■ Available data
==================================================

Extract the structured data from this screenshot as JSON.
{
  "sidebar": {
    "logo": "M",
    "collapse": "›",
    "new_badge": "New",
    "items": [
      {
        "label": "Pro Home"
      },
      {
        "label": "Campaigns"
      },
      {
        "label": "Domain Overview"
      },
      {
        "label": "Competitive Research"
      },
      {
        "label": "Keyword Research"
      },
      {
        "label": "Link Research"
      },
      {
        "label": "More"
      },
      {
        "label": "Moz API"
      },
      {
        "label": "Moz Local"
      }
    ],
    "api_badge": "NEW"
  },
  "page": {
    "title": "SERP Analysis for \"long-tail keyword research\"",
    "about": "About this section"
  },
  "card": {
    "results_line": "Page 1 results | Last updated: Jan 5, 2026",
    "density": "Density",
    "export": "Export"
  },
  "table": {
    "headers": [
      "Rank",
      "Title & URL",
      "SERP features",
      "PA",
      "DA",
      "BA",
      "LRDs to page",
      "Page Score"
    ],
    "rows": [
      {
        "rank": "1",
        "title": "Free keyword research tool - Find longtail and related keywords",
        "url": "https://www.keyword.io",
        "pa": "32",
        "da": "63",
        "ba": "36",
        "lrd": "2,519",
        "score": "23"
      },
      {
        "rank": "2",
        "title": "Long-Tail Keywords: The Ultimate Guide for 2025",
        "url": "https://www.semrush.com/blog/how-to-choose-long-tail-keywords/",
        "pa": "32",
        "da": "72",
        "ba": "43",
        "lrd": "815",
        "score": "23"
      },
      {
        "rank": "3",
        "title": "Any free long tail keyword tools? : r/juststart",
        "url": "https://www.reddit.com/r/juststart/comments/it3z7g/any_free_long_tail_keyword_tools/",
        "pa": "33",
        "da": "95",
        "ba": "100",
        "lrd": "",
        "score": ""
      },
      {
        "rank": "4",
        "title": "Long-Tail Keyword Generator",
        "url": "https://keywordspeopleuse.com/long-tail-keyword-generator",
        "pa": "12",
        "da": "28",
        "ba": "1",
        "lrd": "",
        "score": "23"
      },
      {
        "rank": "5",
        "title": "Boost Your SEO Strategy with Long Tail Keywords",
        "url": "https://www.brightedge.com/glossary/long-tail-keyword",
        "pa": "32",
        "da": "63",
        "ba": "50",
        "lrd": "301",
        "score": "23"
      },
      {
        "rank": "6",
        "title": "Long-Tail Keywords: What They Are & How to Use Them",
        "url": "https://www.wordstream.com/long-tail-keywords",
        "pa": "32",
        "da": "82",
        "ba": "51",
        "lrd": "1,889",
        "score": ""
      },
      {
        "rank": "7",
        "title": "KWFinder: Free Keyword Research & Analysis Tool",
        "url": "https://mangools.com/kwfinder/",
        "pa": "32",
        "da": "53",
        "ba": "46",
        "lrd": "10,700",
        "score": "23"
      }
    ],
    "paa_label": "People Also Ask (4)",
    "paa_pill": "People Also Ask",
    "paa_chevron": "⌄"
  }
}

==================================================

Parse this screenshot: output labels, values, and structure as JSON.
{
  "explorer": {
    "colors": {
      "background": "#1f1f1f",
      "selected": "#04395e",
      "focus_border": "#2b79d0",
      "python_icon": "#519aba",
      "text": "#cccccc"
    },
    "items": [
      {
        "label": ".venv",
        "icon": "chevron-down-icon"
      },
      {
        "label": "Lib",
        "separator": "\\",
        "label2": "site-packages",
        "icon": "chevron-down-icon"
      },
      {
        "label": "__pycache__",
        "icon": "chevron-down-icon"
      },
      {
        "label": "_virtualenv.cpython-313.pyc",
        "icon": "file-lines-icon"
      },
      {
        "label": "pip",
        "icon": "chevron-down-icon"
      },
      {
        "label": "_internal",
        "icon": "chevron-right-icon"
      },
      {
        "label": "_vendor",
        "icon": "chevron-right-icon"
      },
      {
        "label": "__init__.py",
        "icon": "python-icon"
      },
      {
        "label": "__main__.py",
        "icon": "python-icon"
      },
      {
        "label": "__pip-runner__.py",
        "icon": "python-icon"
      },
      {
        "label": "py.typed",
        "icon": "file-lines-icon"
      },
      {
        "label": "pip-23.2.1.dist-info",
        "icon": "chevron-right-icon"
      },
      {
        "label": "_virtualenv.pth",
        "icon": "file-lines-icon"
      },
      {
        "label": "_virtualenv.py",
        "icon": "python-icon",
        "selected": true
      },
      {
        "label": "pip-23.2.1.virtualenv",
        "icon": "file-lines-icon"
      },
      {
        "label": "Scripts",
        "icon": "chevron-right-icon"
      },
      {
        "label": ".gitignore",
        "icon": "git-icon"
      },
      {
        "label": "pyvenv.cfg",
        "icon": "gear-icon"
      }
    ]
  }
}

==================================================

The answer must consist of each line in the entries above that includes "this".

■ Answer area
Extract the structured data from this screenshot as JSON.
    "about": "About this section"
Parse this screenshot: output labels, values, and structure as JSON.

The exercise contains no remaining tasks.